Britney Russell, who is living at Lighthouse, said it was important to her to keep her daughter, Kyleigh Myers, at the same school after she moved. But the mother of four said she often stressed over finding gas money to drive to the school on top of having to pay for food and the electric bill.
“It makes you scared at all times,” she said. “You don’t want to fail your kids.”
Kyleigh, 10, said she likes her teachers, principal and the other students at the school. Despite the family’s past struggles, she is optimistic and happy.
“It didn’t really affect me,” she said. “I just tried to help (mom) with the other kids.”
The mobility rate of Polk’s poverty-stricken and homeless families is one of the biggest concerns for Hearth Project homeless liaison Dee Dee Wright. Switching schools can push a student back academically. And it’s even harder for parents to find time to help their children with school when they are concerned about having somewhere to sleep that night.
“I know that plays a big part in their academic challenges,” Wright said. “The No. 1 thing they need is a stable residence, but that’s the hardest thing to get.”
Affordable housing is not something the School District can help with, but staff members do try to connect families in need with resources, including shelters such as Lighthouse.
Brie Cameron, of Lighthouse’s community outreach program, said she knows a family whose kids don’t even go to school because they move around so much.
Those who do go to school risk being bullied by others who notice they don’t have good clothes.
Jenni Wilson, who taught music for 23 years at Inwood Elementary in Winter Haven, said she knew parents who would hand-wash the one uniform they had for their child every night – and others who would send their child to school in unwashed clothes that had been soiled by pets.
How parents deal with poverty can be important to the development of their children.
“They are seeing a model, and I think that’s one of the most powerful parts of this whole thing,” Wilson said. “Kids need to get another message from others – that there’s another way, a better way.”
Wilson now volunteers her time to work with women in jail, where she tries to help them develop an exit plan from poverty.
That’s not something she could teach in her elementary classroom, but she did her best to teach all her students not to take things for granted. And she would try to instill little lessons in them. For example, she encouraged her students to earn the $7 they needed to buy a recorder by doing chores at home or for neighbors, rather than just asking their parents for the money.
The School District tries to fill the physical needs of students to make it easier for them to concentrate on school and their futures.
The Hearth Project supports homeless students.
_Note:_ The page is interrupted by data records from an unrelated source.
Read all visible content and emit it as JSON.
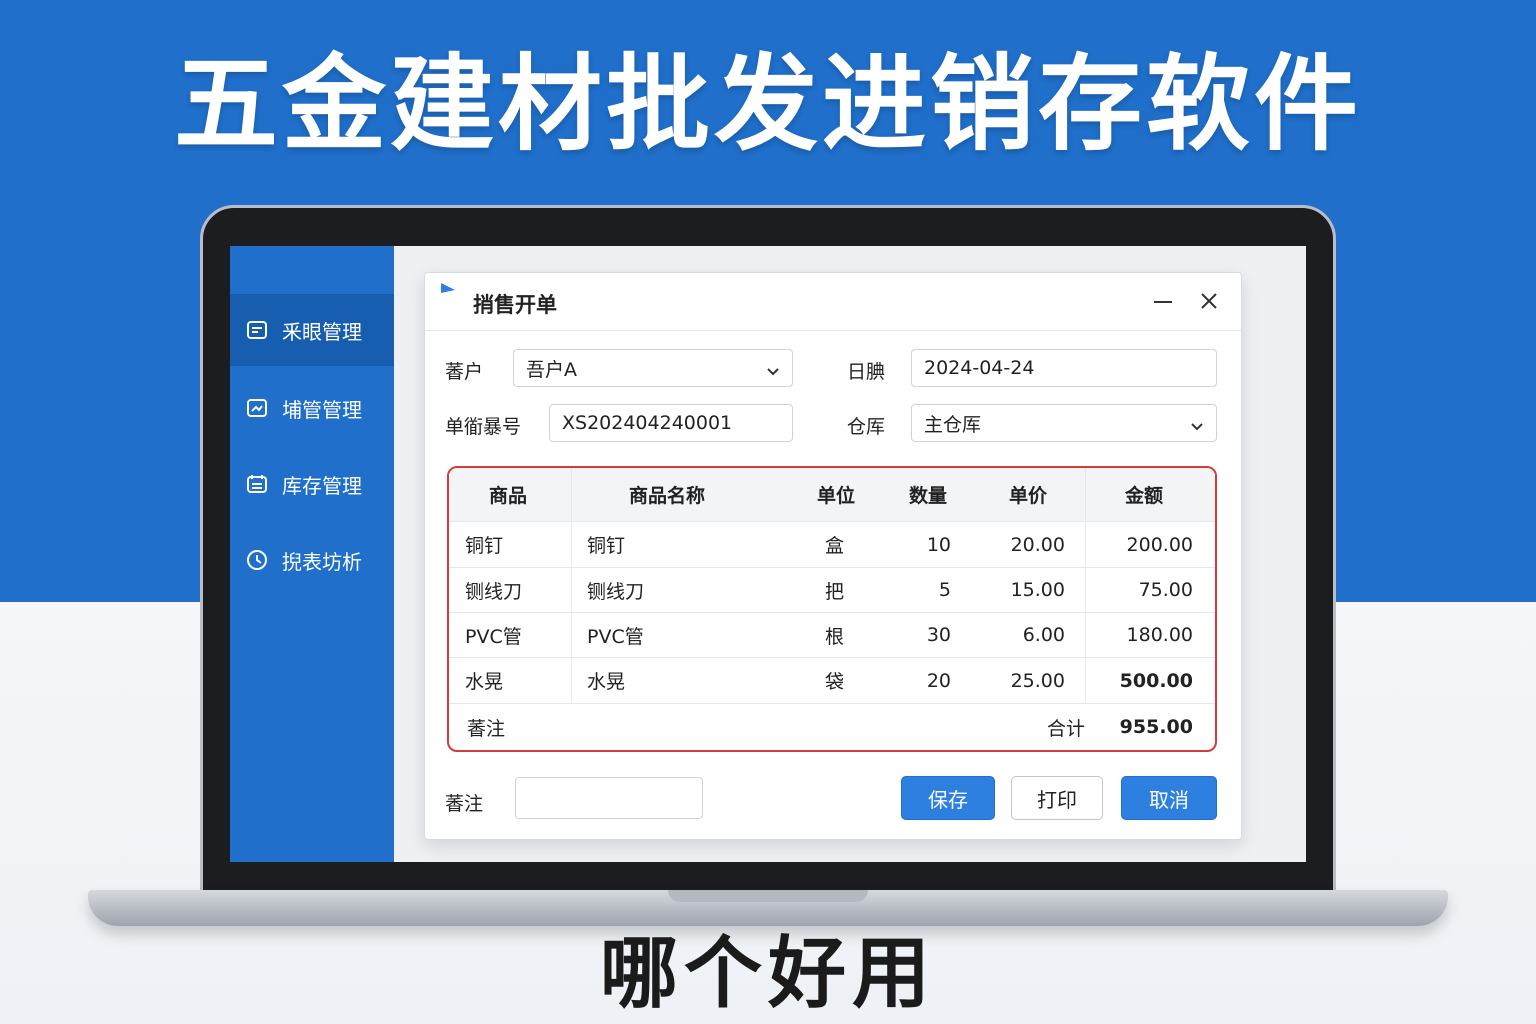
{
  "headline": "五金建材批发进销存软件",
  "subline": "哪个好用",
  "sidebar": {
    "items": [
      {
        "label": "釆眼管理",
        "icon": "purchase-icon",
        "active": true
      },
      {
        "label": "埔管管理",
        "icon": "sales-icon",
        "active": false
      },
      {
        "label": "库存管理",
        "icon": "inventory-icon",
        "active": false
      },
      {
        "label": "掜表坊析",
        "icon": "clock-icon",
        "active": false
      }
    ]
  },
  "dialog": {
    "title": "捎售开单",
    "customer_label": "萫户",
    "customer_value": "吾户A",
    "date_label": "日腆",
    "date_value": "2024-04-24",
    "order_no_label": "单衜暴号",
    "order_no_value": "XS202404240001",
    "warehouse_label": "仓厍",
    "warehouse_value": "主仓厍",
    "remark_label": "萫注",
    "remark_value": "",
    "buttons": {
      "save": "保存",
      "print": "打印",
      "cancel": "取消"
    }
  },
  "table": {
    "columns": [
      "商品",
      "商品名称",
      "单位",
      "数量",
      "单价",
      "金额"
    ],
    "rows": [
      {
        "product": "铜钉",
        "name": "铜钉",
        "unit": "盒",
        "qty": "10",
        "price": "20.00",
        "amount": "200.00"
      },
      {
        "product": "铡线刀",
        "name": "铡线刀",
        "unit": "把",
        "qty": "5",
        "price": "15.00",
        "amount": "75.00"
      },
      {
        "product": "PVC管",
        "name": "PVC管",
        "unit": "根",
        "qty": "30",
        "price": "6.00",
        "amount": "180.00"
      },
      {
        "product": "水晃",
        "name": "水晃",
        "unit": "袋",
        "qty": "20",
        "price": "25.00",
        "amount": "500.00"
      }
    ],
    "footer": {
      "remark": "萫注",
      "total_label": "合计",
      "total_value": "955.00"
    }
  },
  "colors": {
    "brand_blue": "#1f6fcb",
    "sidebar_active": "#175db0",
    "table_border": "#d23c3c",
    "primary_button": "#2d7fe0"
  }
}
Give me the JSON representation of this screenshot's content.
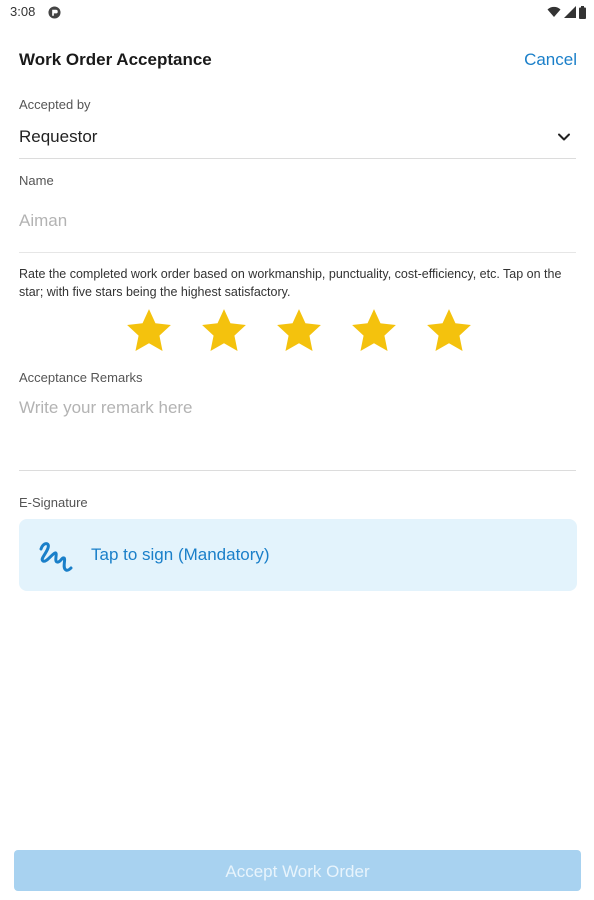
{
  "status_bar": {
    "time": "3:08"
  },
  "header": {
    "title": "Work Order Acceptance",
    "cancel_label": "Cancel"
  },
  "accepted_by": {
    "label": "Accepted by",
    "value": "Requestor"
  },
  "name": {
    "label": "Name",
    "value": "Aiman"
  },
  "rating": {
    "hint": "Rate the completed work order based on workmanship, punctuality, cost-efficiency, etc. Tap on the star; with five stars being the highest satisfactory.",
    "value": 5,
    "max": 5,
    "star_color": "#f4c20d"
  },
  "remarks": {
    "label": "Acceptance Remarks",
    "placeholder": "Write your remark here"
  },
  "signature": {
    "label": "E-Signature",
    "button_label": "Tap to sign (Mandatory)",
    "icon": "signature-icon"
  },
  "footer": {
    "accept_label": "Accept Work Order"
  },
  "colors": {
    "accent": "#1a7fc9",
    "sign_box_bg": "#e3f3fc",
    "button_disabled_bg": "#a8d2f0"
  }
}
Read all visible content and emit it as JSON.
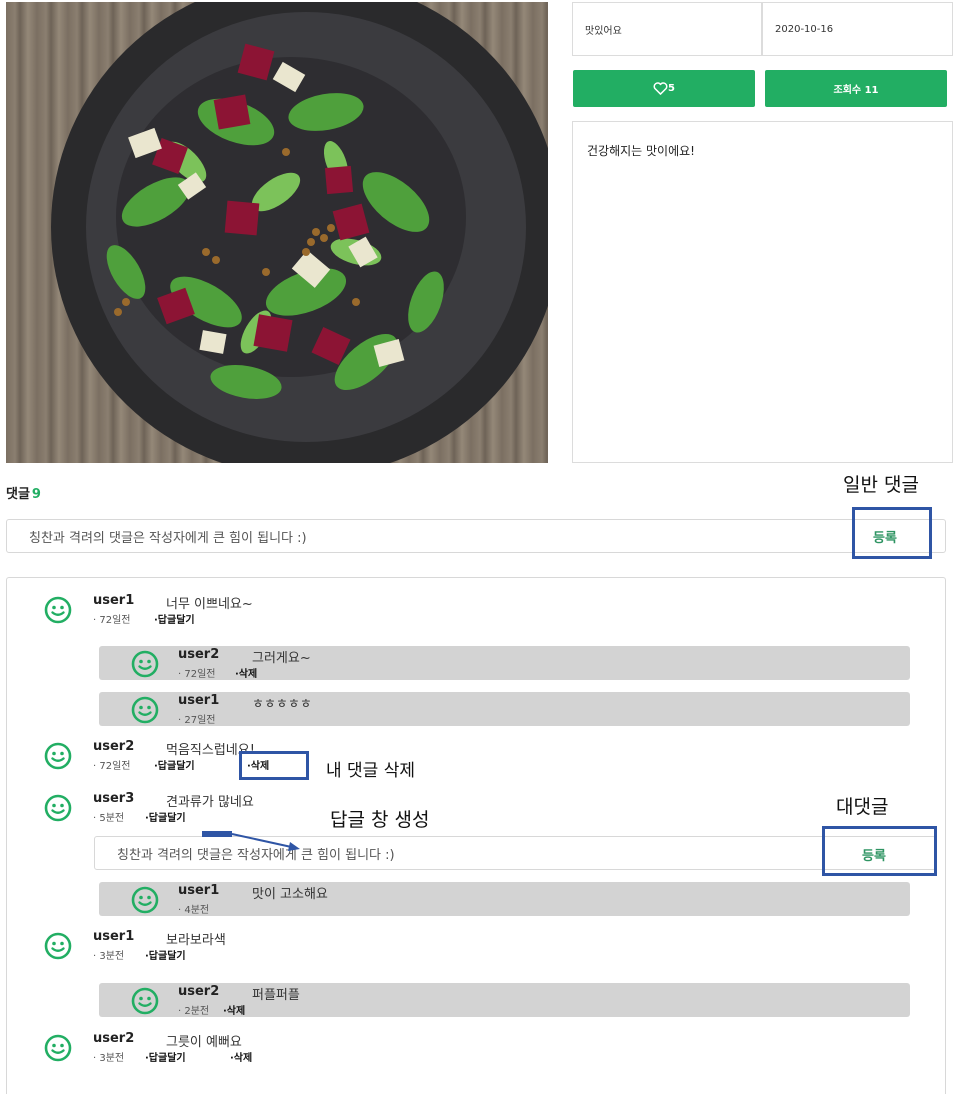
{
  "post": {
    "image_alt": "beet and pear salad on a dark plate",
    "taste": "맛있어요",
    "date": "2020-10-16",
    "likes": "5",
    "views_label": "조회수 11",
    "content": "건강해지는 맛이에요!"
  },
  "comments_section": {
    "title": "댓글",
    "count": "9",
    "input_placeholder": "칭찬과 격려의 댓글은 작성자에게 큰 힘이 됩니다 :)",
    "submit_label": "등록"
  },
  "comments": [
    {
      "author": "user1",
      "text": "너무 이쁘네요~",
      "time": "· 72일전",
      "action1": "·답글달기",
      "action2": ""
    },
    {
      "author": "user2",
      "text": "먹음직스럽네요!",
      "time": "· 72일전",
      "action1": "·답글달기",
      "action2": "·삭제"
    },
    {
      "author": "user3",
      "text": "견과류가 많네요",
      "time": "· 5분전",
      "action1": "·답글달기",
      "action2": ""
    },
    {
      "author": "user1",
      "text": "보라보라색",
      "time": "· 3분전",
      "action1": "·답글달기",
      "action2": ""
    },
    {
      "author": "user2",
      "text": "그릇이 예뻐요",
      "time": "· 3분전",
      "action1": "·답글달기",
      "action2": "·삭제"
    }
  ],
  "replies": [
    {
      "author": "user2",
      "text": "그러게요~",
      "time": "· 72일전",
      "action": "·삭제"
    },
    {
      "author": "user1",
      "text": "ㅎㅎㅎㅎㅎ",
      "time": "· 27일전",
      "action": ""
    },
    {
      "author": "user1",
      "text": "맛이 고소해요",
      "time": "· 4분전",
      "action": ""
    },
    {
      "author": "user2",
      "text": "퍼플퍼플",
      "time": "· 2분전",
      "action": "·삭제"
    }
  ],
  "reply_form": {
    "placeholder": "칭찬과 격려의 댓글은 작성자에게 큰 힘이 됩니다 :)",
    "submit_label": "등록"
  },
  "annotations": {
    "general_comment": "일반 댓글",
    "delete_my_comment": "내 댓글 삭제",
    "reply_window": "답글 창 생성",
    "nested_comment": "대댓글"
  },
  "colors": {
    "accent_green": "#22ae63",
    "annotation_blue": "#2f55a5",
    "reply_bg": "#d3d3d3"
  },
  "icons": {
    "heart": "heart-outline-icon",
    "avatar": "smiley-icon"
  }
}
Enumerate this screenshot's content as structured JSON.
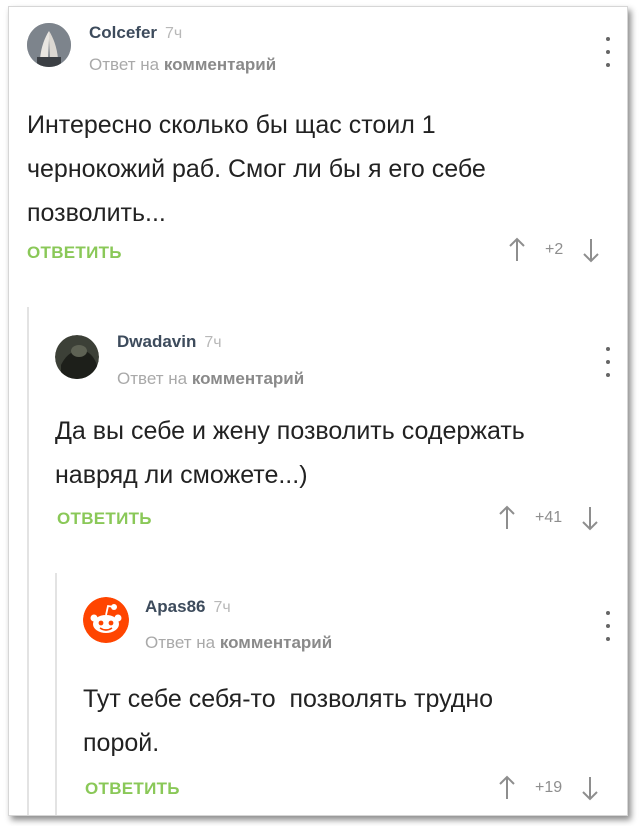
{
  "comments": [
    {
      "username": "Colcefer",
      "time": "7ч",
      "reply_prefix": "Ответ на",
      "reply_link": "комментарий",
      "text_lines": [
        "Интересно сколько бы щас стоил 1",
        "чернокожий раб. Смог ли бы я его себе",
        "позволить..."
      ],
      "reply_label": "ОТВЕТИТЬ",
      "score": "+2",
      "avatar_icon": "praying-hands-icon"
    },
    {
      "username": "Dwadavin",
      "time": "7ч",
      "reply_prefix": "Ответ на",
      "reply_link": "комментарий",
      "text_lines": [
        "Да вы себе и жену позволить содержать",
        "навряд ли сможете...)"
      ],
      "reply_label": "ОТВЕТИТЬ",
      "score": "+41",
      "avatar_icon": "dark-photo-icon"
    },
    {
      "username": "Apas86",
      "time": "7ч",
      "reply_prefix": "Ответ на",
      "reply_link": "комментарий",
      "text_lines": [
        "Тут себе себя-то  позволять трудно",
        "порой."
      ],
      "reply_label": "ОТВЕТИТЬ",
      "score": "+19",
      "avatar_icon": "reddit-alien-icon"
    }
  ],
  "colors": {
    "reply_green": "#8ac858",
    "username": "#3d4b5c",
    "muted": "#a9a9a9",
    "reddit_orange": "#ff4500"
  }
}
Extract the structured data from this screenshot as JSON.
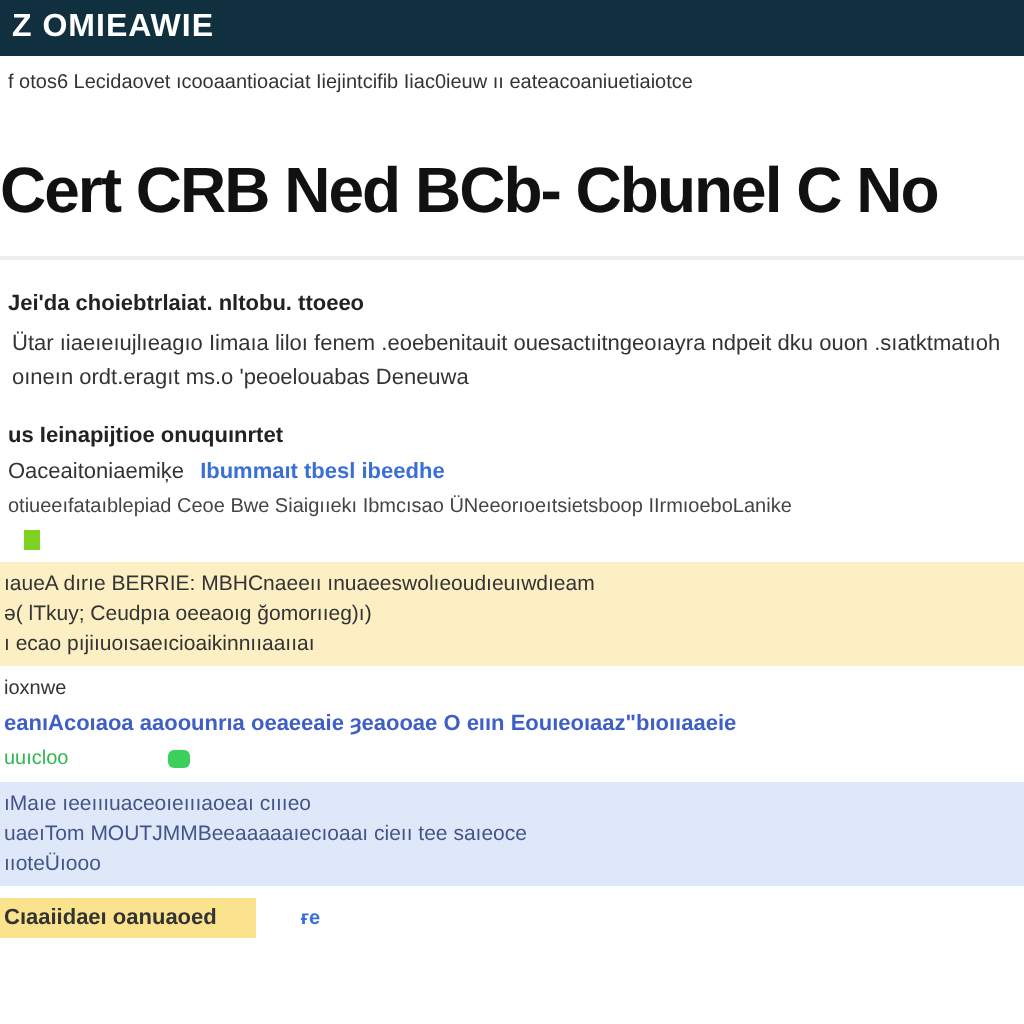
{
  "header": {
    "title": "Z OMIEAWIE"
  },
  "breadcrumb": "f otos6 Lecidaovet ıcooaantioaciat Iiejintcifib Iiac0ieuw ıı eateacoaniuetiaiotce",
  "heading": "Cert CRB Ned BCb- Cbunel C No",
  "blocks": [
    {
      "kind": "heading",
      "text": "Jei'da choiebtrlaiat. nltobu. ttoeeo"
    },
    {
      "kind": "paragraph",
      "text": "Ütar ıiaeıeıujlıeagıo Iimaıa liloı fenem .eoebenitauit ouesactıitngeoıayra ndpeit dku ouon .sıatktmatıoh oıneın ordt.eragıt ms.o 'peoelouabas Deneuwa"
    },
    {
      "kind": "heading",
      "text": "us Ieinapijtioe onuquınrtet"
    },
    {
      "kind": "link_line",
      "text": "Oaceaitoniaemiķe",
      "link": "Ibummaıt tbesl ibeedhe"
    },
    {
      "kind": "meta",
      "text": "otiueeıfataıblepiad Ceoe Bwe Siaigııekı Ibmcısao ÜNeeorıoeıtsietsboop IIrmıoeboLanike"
    },
    {
      "kind": "marker",
      "color": "#7ed321"
    },
    {
      "kind": "callout",
      "color": "#fcefc4",
      "lines": [
        "ıaueA dırıe BERRIE: MBHCnaeeıı ınuaeeswolıeoudıeuıwdıeam",
        "ə( lTkuy; Ceudpıa oeeaoıg ğomorııeg)ı)",
        "ı ecao pıjiıuoısaeıcioaikinnııaaııaı"
      ]
    },
    {
      "kind": "label",
      "text": "ioxnwe"
    },
    {
      "kind": "blue_line",
      "text": "eanıAcoıaoa aaoounrıa oeaeeaie ȝeaooae O eıın Eouıeoıaaz\"bıoııaaeie"
    },
    {
      "kind": "status",
      "text": "uuıcloo",
      "color": "#3ccf5c"
    },
    {
      "kind": "callout",
      "color": "#dfe8f8",
      "lines": [
        "ıMaıe ıeeıııuaceoıeıııaoeaı cıııeo",
        "uaeıTom MOUTJMMBeeaaaaaıecıoaaı cieıı tee saıeoce",
        "ııoteÜıooo"
      ]
    },
    {
      "kind": "tag",
      "color": "#fbe28c",
      "text": "Cıaaiidaeı oanuaoed",
      "link": "ғe"
    }
  ]
}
In addition to helping connect families with outside resources, it offers help by supplying hygiene products, school uniforms, grocery gift cards, transportation assistance, tutoring at shelters, funding for school activities and school supplies.
“Sometimes it’s the little things that can make a big difference for families and for kids,” Wright said.
In the hygiene bags, students get shampoo and conditioner, deodorant, a toothbrush, toothpaste, soap, washcloths, and a brush or comb.
Wright has never forgotten the moment three years ago when a young boy, digging through his hygiene bag, suddenly exclaimed, “My very own toothbrush!”
Toothbrushes are not very expensive – but first the parent has to be able to get to a store, and then they have to decide whether to use that dollar for a toothbrush or for food or some other necessity.
“What do you think that choice is going to be?” Wright said.